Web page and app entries
++++++
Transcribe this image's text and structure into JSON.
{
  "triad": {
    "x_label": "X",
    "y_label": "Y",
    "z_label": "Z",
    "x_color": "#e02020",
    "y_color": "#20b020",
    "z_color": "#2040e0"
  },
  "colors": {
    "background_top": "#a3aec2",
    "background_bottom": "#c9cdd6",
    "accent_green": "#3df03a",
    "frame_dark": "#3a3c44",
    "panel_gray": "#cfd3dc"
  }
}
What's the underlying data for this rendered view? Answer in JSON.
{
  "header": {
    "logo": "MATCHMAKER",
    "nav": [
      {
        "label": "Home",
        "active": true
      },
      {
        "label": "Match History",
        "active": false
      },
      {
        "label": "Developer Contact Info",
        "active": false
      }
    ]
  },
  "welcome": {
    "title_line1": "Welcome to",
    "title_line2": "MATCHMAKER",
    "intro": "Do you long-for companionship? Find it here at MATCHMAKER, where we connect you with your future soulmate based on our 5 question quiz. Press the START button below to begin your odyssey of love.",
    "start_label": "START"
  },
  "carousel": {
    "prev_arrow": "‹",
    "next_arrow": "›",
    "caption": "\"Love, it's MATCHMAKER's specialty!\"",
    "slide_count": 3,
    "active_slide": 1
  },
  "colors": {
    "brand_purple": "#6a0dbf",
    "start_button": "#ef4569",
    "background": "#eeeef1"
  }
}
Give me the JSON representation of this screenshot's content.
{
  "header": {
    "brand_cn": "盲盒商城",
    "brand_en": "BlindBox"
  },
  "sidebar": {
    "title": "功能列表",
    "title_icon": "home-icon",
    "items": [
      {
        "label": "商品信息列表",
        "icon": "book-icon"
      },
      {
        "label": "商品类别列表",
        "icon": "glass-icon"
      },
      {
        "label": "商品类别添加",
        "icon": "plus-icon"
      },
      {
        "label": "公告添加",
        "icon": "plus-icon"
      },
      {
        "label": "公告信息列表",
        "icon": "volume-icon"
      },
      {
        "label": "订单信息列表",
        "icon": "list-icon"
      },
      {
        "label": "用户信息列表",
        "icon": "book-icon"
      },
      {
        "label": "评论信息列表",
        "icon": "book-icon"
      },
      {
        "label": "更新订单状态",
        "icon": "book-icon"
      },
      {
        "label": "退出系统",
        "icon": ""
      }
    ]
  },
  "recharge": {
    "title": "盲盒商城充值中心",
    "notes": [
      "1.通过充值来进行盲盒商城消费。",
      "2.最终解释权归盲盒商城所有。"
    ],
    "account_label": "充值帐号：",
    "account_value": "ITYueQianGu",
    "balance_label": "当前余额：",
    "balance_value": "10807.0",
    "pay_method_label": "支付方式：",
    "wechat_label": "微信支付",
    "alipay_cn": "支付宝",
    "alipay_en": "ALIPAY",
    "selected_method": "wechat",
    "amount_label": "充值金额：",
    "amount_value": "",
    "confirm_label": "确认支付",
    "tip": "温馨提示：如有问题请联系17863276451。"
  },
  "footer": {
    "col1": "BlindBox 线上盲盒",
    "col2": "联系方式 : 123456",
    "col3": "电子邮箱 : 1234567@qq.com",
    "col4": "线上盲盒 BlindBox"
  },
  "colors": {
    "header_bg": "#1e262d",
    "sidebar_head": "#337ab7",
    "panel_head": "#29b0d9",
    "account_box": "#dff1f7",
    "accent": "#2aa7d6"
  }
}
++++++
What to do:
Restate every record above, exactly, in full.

Output of the task:
Transcribe this image's text and structure into JSON.
{
  "triad": {
    "x_label": "X",
    "y_label": "Y",
    "z_label": "Z",
    "x_color": "#e02020",
    "y_color": "#20b020",
    "z_color": "#2040e0"
  },
  "colors": {
    "background_top": "#a3aec2",
    "background_bottom": "#c9cdd6",
    "accent_green": "#3df03a",
    "frame_dark": "#3a3c44",
    "panel_gray": "#cfd3dc"
  }
}
What's the underlying data for this rendered view? Answer in JSON.
{
  "header": {
    "logo": "MATCHMAKER",
    "nav": [
      {
        "label": "Home",
        "active": true
      },
      {
        "label": "Match History",
        "active": false
      },
      {
        "label": "Developer Contact Info",
        "active": false
      }
    ]
  },
  "welcome": {
    "title_line1": "Welcome to",
    "title_line2": "MATCHMAKER",
    "intro": "Do you long-for companionship? Find it here at MATCHMAKER, where we connect you with your future soulmate based on our 5 question quiz. Press the START button below to begin your odyssey of love.",
    "start_label": "START"
  },
  "carousel": {
    "prev_arrow": "‹",
    "next_arrow": "›",
    "caption": "\"Love, it's MATCHMAKER's specialty!\"",
    "slide_count": 3,
    "active_slide": 1
  },
  "colors": {
    "brand_purple": "#6a0dbf",
    "start_button": "#ef4569",
    "background": "#eeeef1"
  }
}
Give me the JSON representation of this screenshot's content.
{
  "header": {
    "brand_cn": "盲盒商城",
    "brand_en": "BlindBox"
  },
  "sidebar": {
    "title": "功能列表",
    "title_icon": "home-icon",
    "items": [
      {
        "label": "商品信息列表",
        "icon": "book-icon"
      },
      {
        "label": "商品类别列表",
        "icon": "glass-icon"
      },
      {
        "label": "商品类别添加",
        "icon": "plus-icon"
      },
      {
        "label": "公告添加",
        "icon": "plus-icon"
      },
      {
        "label": "公告信息列表",
        "icon": "volume-icon"
      },
      {
        "label": "订单信息列表",
        "icon": "list-icon"
      },
      {
        "label": "用户信息列表",
        "icon": "book-icon"
      },
      {
        "label": "评论信息列表",
        "icon": "book-icon"
      },
      {
        "label": "更新订单状态",
        "icon": "book-icon"
      },
      {
        "label": "退出系统",
        "icon": ""
      }
    ]
  },
  "recharge": {
    "title": "盲盒商城充值中心",
    "notes": [
      "1.通过充值来进行盲盒商城消费。",
      "2.最终解释权归盲盒商城所有。"
    ],
    "account_label": "充值帐号：",
    "account_value": "ITYueQianGu",
    "balance_label": "当前余额：",
    "balance_value": "10807.0",
    "pay_method_label": "支付方式：",
    "wechat_label": "微信支付",
    "alipay_cn": "支付宝",
    "alipay_en": "ALIPAY",
    "selected_method": "wechat",
    "amount_label": "充值金额：",
    "amount_value": "",
    "confirm_label": "确认支付",
    "tip": "温馨提示：如有问题请联系17863276451。"
  },
  "footer": {
    "col1": "BlindBox 线上盲盒",
    "col2": "联系方式 : 123456",
    "col3": "电子邮箱 : 1234567@qq.com",
    "col4": "线上盲盒 BlindBox"
  },
  "colors": {
    "header_bg": "#1e262d",
    "sidebar_head": "#337ab7",
    "panel_head": "#29b0d9",
    "account_box": "#dff1f7",
    "accent": "#2aa7d6"
  }
}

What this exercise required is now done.